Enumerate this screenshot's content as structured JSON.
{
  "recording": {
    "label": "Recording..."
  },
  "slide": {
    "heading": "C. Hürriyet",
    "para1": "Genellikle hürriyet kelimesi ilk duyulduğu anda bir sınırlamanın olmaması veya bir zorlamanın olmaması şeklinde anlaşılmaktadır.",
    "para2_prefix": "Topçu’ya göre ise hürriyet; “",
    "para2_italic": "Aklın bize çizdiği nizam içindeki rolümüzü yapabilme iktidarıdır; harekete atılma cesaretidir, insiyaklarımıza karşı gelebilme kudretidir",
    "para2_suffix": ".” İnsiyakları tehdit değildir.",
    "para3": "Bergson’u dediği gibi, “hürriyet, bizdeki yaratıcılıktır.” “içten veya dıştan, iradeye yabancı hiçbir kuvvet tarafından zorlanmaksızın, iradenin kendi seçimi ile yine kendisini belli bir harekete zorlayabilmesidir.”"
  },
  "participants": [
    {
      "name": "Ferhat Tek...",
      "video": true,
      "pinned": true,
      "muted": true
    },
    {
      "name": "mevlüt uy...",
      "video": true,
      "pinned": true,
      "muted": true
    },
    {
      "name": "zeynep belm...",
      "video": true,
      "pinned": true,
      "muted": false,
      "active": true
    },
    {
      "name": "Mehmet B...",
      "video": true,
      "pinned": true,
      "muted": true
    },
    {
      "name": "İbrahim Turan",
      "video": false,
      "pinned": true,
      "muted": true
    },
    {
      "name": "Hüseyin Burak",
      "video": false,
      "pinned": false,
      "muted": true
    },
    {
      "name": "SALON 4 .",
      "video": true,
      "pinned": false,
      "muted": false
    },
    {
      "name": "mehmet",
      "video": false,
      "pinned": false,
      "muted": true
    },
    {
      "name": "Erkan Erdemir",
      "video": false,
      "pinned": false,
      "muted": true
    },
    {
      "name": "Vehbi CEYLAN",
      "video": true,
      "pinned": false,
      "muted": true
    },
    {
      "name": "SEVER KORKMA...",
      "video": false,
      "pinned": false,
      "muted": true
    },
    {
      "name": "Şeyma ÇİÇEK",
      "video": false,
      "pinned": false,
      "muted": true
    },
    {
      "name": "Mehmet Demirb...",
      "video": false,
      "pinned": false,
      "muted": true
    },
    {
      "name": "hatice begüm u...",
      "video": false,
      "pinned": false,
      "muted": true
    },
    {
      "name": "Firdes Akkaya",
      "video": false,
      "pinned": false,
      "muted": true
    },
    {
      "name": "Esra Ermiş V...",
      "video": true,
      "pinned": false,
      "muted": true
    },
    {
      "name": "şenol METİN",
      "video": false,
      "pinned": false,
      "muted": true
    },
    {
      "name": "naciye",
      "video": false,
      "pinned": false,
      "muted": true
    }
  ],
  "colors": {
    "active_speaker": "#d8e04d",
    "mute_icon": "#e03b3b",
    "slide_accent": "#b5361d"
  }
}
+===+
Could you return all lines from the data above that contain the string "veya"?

    "para1": "Genellikle hürriyet kelimesi ilk duyulduğu anda bir sınırlamanın olmaması veya bir zorlamanın olmaması şeklinde anlaşılmaktadır.",
    "para3": "Bergson’u dediği gibi, “hürriyet, bizdeki yaratıcılıktır.” “içten veya dıştan, iradeye yabancı hiçbir kuvvet tarafından zorlanmaksızın, iradenin kendi seçimi ile yine kendisini belli bir harekete zorlayabilmesidir.”"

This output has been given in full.